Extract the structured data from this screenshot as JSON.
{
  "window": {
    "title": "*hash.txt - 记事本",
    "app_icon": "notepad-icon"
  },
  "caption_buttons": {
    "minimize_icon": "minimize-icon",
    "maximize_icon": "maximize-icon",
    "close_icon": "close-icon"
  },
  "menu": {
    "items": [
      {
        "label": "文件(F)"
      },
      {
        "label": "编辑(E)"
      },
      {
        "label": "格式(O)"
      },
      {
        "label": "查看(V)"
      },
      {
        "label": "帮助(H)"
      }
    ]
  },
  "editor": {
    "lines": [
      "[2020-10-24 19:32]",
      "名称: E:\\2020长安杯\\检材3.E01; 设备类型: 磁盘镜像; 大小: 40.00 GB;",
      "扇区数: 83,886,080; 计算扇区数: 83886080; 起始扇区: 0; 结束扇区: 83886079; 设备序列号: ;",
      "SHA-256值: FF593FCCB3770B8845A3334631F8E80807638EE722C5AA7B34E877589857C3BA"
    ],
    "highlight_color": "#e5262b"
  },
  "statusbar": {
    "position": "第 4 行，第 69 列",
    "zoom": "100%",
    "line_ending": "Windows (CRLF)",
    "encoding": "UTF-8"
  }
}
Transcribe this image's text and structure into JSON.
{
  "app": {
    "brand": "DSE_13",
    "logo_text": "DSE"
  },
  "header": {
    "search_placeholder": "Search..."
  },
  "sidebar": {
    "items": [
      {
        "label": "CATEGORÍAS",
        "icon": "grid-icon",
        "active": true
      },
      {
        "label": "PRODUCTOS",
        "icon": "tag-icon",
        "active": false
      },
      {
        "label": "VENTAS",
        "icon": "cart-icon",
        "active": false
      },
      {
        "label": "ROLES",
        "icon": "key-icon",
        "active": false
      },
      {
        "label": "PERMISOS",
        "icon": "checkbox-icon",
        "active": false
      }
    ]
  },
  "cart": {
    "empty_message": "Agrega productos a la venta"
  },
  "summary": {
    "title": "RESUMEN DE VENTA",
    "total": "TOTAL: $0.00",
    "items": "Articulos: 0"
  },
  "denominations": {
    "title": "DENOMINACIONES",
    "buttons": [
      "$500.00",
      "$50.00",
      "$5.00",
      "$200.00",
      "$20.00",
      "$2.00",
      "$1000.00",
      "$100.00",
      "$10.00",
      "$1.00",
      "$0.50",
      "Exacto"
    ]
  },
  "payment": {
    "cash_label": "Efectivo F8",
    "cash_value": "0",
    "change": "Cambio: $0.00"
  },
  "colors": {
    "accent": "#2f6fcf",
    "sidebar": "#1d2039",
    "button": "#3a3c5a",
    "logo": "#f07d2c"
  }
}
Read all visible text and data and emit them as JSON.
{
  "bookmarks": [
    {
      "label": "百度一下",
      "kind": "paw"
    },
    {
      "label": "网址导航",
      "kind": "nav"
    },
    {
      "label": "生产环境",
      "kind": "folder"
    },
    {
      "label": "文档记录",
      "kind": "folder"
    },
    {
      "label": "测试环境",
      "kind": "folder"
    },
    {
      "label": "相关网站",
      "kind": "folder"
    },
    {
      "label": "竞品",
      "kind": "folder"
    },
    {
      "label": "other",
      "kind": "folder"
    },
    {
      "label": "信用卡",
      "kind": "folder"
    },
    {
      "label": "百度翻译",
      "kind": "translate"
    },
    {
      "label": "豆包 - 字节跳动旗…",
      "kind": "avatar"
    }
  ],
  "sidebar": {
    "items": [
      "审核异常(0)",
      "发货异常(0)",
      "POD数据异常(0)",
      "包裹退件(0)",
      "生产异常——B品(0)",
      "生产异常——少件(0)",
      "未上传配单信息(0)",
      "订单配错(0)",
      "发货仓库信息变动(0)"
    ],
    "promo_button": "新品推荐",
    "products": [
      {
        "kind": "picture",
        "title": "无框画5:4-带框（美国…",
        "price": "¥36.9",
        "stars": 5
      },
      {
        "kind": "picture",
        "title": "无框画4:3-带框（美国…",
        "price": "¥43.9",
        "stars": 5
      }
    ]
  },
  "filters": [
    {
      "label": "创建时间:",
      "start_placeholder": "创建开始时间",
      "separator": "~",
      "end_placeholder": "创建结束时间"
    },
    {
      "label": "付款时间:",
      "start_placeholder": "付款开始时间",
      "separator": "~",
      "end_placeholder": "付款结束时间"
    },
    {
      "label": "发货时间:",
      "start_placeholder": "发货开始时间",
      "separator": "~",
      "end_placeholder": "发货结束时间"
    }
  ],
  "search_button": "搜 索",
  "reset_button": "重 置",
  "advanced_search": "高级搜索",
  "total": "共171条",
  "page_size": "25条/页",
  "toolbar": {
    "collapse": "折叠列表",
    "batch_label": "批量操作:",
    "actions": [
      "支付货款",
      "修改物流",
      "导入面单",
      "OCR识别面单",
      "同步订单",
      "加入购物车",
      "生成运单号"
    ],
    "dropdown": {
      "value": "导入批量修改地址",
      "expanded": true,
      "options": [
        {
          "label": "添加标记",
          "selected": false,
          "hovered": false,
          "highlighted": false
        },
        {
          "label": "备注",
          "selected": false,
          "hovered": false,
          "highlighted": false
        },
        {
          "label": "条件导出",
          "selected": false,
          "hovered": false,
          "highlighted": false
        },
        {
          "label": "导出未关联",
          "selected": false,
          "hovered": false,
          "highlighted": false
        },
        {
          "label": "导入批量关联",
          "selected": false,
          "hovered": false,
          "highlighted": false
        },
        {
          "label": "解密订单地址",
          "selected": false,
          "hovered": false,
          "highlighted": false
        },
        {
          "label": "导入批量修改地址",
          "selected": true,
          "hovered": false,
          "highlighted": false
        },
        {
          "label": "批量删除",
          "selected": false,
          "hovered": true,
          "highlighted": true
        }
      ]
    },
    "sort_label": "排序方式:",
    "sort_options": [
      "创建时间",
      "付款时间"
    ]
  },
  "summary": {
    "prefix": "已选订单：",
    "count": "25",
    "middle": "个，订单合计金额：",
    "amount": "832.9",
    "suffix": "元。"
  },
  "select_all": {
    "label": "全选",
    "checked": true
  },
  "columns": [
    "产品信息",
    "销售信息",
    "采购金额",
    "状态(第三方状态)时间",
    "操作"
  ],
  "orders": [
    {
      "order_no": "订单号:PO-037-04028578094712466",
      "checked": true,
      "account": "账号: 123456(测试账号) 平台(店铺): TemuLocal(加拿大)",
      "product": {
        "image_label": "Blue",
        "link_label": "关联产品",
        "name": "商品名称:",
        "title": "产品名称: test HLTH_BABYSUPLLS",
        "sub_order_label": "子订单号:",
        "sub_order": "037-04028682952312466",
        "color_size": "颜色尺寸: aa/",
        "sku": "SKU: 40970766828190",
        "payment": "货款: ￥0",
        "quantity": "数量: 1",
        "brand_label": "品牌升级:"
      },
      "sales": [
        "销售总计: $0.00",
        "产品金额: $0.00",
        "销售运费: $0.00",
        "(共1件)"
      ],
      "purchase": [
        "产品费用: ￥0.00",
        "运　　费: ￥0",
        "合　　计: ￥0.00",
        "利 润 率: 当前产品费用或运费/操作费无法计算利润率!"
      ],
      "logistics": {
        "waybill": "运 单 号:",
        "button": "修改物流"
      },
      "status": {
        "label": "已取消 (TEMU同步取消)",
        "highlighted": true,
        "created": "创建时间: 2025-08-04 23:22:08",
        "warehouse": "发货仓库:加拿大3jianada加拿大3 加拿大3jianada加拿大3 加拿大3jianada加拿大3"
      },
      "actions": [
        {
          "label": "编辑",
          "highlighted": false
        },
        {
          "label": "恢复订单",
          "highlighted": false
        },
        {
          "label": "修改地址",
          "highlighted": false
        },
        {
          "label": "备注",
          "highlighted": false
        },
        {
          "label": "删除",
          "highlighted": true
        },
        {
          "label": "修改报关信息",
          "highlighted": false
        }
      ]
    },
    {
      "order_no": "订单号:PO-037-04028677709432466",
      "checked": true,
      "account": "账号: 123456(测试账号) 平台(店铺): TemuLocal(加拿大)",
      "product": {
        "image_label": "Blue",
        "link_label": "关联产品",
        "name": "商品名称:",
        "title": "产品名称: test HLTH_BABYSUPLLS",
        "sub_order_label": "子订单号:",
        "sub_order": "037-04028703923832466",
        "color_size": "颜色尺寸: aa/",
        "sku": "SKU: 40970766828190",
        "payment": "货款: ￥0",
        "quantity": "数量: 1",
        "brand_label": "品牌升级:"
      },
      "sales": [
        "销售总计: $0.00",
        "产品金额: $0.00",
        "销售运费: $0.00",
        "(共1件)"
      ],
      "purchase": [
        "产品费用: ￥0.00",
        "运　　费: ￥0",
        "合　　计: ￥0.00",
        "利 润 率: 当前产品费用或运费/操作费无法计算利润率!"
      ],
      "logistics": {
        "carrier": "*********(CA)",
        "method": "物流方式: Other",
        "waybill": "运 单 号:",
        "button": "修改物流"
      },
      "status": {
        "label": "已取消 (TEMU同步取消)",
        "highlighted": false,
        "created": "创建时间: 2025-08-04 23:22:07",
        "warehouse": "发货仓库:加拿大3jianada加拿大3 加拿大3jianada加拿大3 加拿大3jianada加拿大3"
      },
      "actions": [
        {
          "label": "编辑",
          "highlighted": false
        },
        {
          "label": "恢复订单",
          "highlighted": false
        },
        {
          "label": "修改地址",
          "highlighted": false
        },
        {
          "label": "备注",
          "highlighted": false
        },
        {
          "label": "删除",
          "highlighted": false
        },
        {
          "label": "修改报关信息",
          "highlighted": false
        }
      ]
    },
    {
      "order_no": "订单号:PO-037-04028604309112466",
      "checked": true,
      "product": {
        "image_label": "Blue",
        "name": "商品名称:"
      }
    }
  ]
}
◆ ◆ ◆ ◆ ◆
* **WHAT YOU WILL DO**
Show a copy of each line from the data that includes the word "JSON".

* **REPLY TO THE EXERCISE**
Extract the structured data from this screenshot as JSON.
Transcribe this image's text and structure into JSON.
Read all visible text and data and emit them as JSON.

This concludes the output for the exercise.